-- Exercise aim --
Please count the lines below that contain the word "head", and reply with that number alone.

-- Dataset extract --
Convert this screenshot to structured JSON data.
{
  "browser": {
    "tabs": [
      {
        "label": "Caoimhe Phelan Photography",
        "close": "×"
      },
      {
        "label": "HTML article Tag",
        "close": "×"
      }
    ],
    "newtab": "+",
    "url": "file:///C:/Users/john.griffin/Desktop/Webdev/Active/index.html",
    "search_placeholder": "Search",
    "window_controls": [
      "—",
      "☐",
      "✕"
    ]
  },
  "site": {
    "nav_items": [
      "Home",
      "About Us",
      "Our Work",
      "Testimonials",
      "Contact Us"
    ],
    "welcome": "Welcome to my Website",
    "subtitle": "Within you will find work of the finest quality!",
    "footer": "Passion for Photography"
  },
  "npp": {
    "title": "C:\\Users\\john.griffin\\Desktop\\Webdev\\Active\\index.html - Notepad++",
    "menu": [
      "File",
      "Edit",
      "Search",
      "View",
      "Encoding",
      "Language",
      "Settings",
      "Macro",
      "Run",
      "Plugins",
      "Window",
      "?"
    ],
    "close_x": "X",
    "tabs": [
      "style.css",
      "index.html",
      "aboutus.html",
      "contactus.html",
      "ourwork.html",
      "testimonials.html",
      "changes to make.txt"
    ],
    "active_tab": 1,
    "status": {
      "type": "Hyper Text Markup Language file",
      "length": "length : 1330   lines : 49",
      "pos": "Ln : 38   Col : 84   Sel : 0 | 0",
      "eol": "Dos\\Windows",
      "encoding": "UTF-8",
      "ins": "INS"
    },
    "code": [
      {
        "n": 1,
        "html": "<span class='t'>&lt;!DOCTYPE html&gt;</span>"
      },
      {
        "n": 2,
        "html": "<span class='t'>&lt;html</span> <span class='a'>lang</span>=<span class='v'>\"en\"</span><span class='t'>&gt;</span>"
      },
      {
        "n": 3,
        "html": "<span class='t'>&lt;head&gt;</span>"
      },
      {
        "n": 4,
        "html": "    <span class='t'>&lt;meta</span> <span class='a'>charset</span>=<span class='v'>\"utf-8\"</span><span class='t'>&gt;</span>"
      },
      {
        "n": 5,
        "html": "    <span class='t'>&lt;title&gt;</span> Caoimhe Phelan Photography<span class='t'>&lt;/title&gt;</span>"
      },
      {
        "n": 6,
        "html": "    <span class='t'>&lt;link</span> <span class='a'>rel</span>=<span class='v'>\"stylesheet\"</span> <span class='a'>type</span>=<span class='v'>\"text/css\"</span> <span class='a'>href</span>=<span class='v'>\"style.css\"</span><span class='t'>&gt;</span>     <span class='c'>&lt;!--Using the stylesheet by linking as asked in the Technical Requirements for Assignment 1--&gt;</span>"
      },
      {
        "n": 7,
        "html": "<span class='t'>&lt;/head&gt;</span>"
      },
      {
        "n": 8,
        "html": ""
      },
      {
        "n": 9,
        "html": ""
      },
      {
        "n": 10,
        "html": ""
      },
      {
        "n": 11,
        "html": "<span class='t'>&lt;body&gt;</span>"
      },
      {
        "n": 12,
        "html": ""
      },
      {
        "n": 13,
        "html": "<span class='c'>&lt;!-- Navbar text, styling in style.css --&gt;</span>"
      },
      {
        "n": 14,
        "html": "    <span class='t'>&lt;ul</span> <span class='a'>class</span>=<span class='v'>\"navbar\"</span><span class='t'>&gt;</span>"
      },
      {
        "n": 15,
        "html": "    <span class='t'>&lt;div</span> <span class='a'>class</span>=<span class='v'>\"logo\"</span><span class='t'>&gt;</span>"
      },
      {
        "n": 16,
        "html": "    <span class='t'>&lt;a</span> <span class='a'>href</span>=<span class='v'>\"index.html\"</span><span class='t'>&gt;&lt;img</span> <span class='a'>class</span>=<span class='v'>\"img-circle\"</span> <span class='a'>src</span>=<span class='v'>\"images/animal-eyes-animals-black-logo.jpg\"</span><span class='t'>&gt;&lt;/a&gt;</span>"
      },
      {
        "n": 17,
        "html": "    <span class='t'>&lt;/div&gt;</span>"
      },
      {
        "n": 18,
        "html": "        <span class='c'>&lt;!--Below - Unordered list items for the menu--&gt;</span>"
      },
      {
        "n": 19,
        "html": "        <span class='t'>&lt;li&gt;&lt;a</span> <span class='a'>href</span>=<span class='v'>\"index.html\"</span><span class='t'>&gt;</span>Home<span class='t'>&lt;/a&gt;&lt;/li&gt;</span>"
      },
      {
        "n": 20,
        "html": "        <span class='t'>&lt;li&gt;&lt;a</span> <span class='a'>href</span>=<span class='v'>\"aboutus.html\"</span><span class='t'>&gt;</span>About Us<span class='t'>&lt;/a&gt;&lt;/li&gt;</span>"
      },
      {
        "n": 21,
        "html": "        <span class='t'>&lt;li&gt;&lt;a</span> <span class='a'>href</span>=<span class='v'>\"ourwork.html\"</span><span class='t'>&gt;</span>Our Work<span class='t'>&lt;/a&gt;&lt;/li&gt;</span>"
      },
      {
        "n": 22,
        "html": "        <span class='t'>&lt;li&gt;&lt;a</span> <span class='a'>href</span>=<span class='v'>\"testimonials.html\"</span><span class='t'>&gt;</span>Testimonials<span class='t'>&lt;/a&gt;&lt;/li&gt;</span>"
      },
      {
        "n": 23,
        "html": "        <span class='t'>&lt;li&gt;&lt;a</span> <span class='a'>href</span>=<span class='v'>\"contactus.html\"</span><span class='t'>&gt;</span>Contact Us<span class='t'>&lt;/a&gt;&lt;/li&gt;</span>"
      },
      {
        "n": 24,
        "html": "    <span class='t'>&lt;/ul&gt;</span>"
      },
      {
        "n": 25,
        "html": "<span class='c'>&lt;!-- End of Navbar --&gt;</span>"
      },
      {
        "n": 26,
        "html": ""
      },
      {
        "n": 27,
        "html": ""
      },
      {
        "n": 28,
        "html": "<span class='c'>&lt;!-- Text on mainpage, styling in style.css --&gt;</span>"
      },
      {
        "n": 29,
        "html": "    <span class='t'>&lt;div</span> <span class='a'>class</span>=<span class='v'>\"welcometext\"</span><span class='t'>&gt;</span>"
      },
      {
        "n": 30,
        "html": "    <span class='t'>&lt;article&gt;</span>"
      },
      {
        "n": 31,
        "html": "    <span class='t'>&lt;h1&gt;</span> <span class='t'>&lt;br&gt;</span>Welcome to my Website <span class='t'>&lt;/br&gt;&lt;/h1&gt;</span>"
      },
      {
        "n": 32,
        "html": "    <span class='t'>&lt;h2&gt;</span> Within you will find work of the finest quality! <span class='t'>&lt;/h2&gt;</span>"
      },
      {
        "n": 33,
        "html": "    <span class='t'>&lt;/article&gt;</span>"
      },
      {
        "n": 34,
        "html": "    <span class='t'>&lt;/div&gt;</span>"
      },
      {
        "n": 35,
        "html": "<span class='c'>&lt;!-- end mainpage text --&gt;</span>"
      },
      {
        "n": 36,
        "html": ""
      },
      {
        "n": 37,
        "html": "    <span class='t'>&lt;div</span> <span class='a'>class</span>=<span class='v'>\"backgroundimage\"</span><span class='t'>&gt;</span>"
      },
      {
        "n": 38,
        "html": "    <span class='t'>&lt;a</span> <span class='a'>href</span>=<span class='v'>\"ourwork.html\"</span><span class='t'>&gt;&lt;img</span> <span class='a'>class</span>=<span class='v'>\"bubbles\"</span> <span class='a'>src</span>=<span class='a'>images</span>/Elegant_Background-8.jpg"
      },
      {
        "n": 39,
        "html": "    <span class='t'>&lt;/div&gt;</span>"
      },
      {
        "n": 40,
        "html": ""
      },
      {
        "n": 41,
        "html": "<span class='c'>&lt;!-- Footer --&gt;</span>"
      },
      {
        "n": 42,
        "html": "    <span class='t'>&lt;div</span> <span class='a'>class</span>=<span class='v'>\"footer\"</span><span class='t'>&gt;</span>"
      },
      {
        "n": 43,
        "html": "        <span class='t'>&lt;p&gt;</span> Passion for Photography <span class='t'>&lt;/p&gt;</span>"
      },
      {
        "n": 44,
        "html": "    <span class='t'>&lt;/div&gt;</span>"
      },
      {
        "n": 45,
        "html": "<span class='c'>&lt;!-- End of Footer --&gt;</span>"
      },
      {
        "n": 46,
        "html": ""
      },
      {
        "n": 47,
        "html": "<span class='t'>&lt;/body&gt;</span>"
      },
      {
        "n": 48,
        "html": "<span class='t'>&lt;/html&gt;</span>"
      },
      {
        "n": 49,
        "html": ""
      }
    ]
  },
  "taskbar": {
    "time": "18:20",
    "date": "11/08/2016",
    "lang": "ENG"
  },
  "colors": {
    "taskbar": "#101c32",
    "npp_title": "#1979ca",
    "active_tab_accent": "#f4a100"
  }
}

-- Solution to this task --
2